Records drawn from a dataset
────────────────────
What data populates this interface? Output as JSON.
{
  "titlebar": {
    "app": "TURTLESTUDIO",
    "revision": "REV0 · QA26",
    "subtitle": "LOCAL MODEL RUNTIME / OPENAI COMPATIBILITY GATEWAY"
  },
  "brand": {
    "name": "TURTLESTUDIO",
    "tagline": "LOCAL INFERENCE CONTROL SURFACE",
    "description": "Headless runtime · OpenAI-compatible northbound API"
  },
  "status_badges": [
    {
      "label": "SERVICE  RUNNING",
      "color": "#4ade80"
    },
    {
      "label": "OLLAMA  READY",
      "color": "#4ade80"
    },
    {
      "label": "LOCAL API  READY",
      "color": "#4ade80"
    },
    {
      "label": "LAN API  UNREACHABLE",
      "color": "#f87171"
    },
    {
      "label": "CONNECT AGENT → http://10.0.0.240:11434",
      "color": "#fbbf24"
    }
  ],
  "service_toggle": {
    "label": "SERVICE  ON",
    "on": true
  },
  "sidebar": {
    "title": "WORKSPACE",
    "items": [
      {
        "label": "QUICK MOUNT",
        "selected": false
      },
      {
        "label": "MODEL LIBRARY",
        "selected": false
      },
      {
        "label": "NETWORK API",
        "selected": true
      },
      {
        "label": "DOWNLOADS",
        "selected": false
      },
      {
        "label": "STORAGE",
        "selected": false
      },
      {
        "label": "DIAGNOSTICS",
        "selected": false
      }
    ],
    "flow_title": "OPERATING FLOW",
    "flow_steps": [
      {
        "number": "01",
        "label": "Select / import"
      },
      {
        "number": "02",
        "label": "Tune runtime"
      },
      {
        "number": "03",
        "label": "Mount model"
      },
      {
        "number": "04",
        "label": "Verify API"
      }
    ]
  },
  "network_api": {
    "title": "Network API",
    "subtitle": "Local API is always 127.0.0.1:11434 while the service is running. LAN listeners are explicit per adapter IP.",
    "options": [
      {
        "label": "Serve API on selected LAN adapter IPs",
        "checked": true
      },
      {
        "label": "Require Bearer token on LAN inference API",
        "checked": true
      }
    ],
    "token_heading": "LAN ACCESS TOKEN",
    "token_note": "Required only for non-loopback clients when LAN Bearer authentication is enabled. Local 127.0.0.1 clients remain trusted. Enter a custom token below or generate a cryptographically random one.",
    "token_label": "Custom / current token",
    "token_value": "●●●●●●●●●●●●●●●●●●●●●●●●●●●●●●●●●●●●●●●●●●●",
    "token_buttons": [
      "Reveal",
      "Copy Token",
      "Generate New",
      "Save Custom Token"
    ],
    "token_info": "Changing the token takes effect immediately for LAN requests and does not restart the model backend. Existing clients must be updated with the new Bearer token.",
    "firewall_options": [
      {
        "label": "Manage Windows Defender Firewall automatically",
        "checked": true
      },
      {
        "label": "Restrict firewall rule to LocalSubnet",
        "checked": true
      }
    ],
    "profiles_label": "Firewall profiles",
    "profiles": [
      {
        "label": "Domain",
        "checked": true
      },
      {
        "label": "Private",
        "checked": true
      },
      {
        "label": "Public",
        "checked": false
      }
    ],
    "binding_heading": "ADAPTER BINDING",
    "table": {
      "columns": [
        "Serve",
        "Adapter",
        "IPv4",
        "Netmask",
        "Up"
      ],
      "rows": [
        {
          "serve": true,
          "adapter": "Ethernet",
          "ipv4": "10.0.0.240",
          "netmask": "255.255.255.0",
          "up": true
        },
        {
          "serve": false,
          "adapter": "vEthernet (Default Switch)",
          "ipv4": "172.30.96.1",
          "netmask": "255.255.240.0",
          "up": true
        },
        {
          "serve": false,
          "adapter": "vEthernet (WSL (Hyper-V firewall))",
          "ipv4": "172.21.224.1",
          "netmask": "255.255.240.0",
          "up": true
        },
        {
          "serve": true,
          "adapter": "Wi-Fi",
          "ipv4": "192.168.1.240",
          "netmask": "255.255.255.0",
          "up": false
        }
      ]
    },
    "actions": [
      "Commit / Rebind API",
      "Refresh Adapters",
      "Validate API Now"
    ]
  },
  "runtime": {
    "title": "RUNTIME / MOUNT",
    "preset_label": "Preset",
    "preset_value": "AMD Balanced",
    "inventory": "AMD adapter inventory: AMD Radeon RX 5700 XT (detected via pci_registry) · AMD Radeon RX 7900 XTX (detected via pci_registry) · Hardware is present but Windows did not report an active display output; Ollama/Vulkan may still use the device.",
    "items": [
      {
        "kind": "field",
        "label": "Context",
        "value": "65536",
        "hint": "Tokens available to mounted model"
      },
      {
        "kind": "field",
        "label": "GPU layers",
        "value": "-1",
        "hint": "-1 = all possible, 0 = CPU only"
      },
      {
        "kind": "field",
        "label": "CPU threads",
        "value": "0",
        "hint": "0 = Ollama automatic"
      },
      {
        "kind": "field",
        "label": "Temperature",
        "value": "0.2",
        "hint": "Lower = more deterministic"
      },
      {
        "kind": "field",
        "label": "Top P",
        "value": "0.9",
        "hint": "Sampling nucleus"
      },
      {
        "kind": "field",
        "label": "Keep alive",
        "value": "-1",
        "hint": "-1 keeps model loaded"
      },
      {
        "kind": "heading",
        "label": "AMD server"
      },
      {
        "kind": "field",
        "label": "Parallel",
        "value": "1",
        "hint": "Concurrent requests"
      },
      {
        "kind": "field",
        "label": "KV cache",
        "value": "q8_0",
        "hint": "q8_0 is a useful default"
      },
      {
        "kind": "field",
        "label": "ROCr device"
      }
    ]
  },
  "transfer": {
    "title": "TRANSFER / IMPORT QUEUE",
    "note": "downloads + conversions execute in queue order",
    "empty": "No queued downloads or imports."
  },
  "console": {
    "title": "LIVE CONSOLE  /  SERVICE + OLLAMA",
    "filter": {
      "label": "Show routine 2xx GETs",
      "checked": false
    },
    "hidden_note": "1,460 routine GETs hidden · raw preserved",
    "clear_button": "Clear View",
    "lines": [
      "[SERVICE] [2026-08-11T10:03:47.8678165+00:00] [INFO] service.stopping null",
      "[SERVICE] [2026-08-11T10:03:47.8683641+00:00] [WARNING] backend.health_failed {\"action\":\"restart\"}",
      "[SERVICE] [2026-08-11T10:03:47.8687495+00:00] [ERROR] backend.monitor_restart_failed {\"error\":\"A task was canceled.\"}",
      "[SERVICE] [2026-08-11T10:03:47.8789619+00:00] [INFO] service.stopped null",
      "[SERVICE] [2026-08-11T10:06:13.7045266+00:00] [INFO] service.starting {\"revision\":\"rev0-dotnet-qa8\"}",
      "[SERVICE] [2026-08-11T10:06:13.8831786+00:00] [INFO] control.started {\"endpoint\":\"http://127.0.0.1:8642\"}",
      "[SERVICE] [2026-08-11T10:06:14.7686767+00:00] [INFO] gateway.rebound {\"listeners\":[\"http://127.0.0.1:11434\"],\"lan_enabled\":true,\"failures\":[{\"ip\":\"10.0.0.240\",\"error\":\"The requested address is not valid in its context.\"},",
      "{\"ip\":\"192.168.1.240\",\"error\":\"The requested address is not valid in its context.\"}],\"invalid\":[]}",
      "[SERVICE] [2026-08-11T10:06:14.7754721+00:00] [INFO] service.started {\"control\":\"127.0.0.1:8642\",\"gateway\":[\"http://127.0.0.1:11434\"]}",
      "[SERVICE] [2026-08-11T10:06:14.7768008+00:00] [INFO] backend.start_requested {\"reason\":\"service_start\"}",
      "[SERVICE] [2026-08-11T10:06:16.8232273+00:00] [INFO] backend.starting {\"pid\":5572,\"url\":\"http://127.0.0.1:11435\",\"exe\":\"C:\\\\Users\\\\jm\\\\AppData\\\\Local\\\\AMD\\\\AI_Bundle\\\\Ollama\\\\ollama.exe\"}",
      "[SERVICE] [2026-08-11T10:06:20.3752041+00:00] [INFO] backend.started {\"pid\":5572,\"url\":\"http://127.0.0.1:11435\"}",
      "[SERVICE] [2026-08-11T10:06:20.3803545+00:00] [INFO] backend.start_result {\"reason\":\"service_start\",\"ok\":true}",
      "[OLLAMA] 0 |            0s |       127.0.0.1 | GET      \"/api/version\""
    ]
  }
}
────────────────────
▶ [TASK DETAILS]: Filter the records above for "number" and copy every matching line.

▶ [SOLUTION TO THE PROBLEM]:
        "number": "01",
        "number": "02",
        "number": "03",
        "number": "04",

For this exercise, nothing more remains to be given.